VIENNA: SOCIAL LEGISLATION 1918-1920

Already in the last years of World War I it had become necessary to make concessions to workers in order to keep the war economy running. The most important legislation included Tenant Protection in January 1917 and Grievance Commission in March 1917. Immediately after taking power on 30 October 1918 the provisional cabinet of Karl Renner began with an extensive programme of social reform under the Secretary for Social Affairs Ferdinand Hanusch. By applying clever tactics Hanusch succeeded in carrying out revolutionary reforms that would not have seemed possible earlier. He negotiated with employers and achieved material and institutional reforms for workers, always pointing to the Communist revolutionary attempt in Hungary as a threat to Austrian democracy. …

VIENNA, THE “CAPITAL OF CENTRAL EUROPE”: POLITICAL CLIMATE IN THE LAST DECADES OF THE EMPIRE

Vienna Woods, “Schwarzenbergpark”

The Catholic church fostered several varieties of social thought in Austria.

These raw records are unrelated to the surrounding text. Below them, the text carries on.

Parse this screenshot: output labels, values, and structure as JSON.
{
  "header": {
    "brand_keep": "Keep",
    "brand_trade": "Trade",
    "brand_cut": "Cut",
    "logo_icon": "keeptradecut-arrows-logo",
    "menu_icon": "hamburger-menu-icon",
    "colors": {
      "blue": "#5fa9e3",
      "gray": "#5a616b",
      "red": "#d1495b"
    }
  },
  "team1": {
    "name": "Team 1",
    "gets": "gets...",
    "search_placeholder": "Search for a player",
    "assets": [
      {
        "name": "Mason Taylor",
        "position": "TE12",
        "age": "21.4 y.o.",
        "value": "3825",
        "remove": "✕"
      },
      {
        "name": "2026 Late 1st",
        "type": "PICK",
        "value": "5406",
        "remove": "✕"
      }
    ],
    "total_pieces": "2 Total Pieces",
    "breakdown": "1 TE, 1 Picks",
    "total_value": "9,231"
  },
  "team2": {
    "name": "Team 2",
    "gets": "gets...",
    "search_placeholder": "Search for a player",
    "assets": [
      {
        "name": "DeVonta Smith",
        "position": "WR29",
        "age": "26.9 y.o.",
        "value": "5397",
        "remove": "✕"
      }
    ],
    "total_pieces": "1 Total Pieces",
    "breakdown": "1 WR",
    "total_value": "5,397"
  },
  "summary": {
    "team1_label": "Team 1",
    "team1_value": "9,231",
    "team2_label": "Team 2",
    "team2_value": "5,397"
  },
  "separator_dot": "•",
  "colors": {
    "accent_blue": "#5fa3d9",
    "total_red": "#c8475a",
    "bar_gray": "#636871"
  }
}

Chief among those was the Christian Socialism disseminated by Karl Baron von Vogelsang (1818-1890). During the 1880s his writings paved the way for Karl Lueger’s founding of the Christian Socialist Party. A converted Prussian protestant, he came to Vienna to edit the Catholic daily “Vaterland”. He wanted Christian ethics to replace capitalist competition and state socialism and Marxism only added to the evils of capitalism and liberalism in his opinion. In contrast with all these systems, Vogelsang sought not to increase productivity or to expand political rights, but to restore the hierarchical structure of medieval society. Vogelsang desired every business to become an industrial “family”, in which workers and owners would share management, each firm would belong to a branch corporation and each of these to the Industrial Chamber, where workers and owners would legislate economic and social policy for each industry. Artisans would be required to join a guild, which would fix the numbers of masters and apprentices. This medieval institution would shield its members from the dangers of individualism. But this sort of Catholic socialism could not stem the rise of anti-clericalism. In the forefront of anti-clericals, Social Democrats and free-thinkers denounced the control that the church retained over marriage and primary education. Catholics who married outside their faith were faced with so many impediments that in 1914 approximately 1 mill common-law marriages existed in the empire. The church further prohibited divorce and forbade former priests to marry, all of which contributed to the popularity of the “Los-von-Rom” movement. Concerning anti-Semitism the clergy was openly divided. Parish clergy, who were recruited from the lower middle class, often scandalised the episcopacy by openly preaching anti-Semitism. In 1898 the Viennese anti-Semite Georg Ritter von Schönerer (1842-1921) initiated the “Los-von-Rom” movement protesting against the power of the state church and offering a rehearsal for an eventual union of Cisleithania(western part of the empire) and the German Empire. In Austria Christian Socialism somehow blunted the “Los-von-Rom” movement. Although it did not perceptibly weaken the church, Schönerer’s success in branding the Roman Catholic Church an enemy of Germans predisposed some Catholics to accept Hitler’s anti-clericalism.…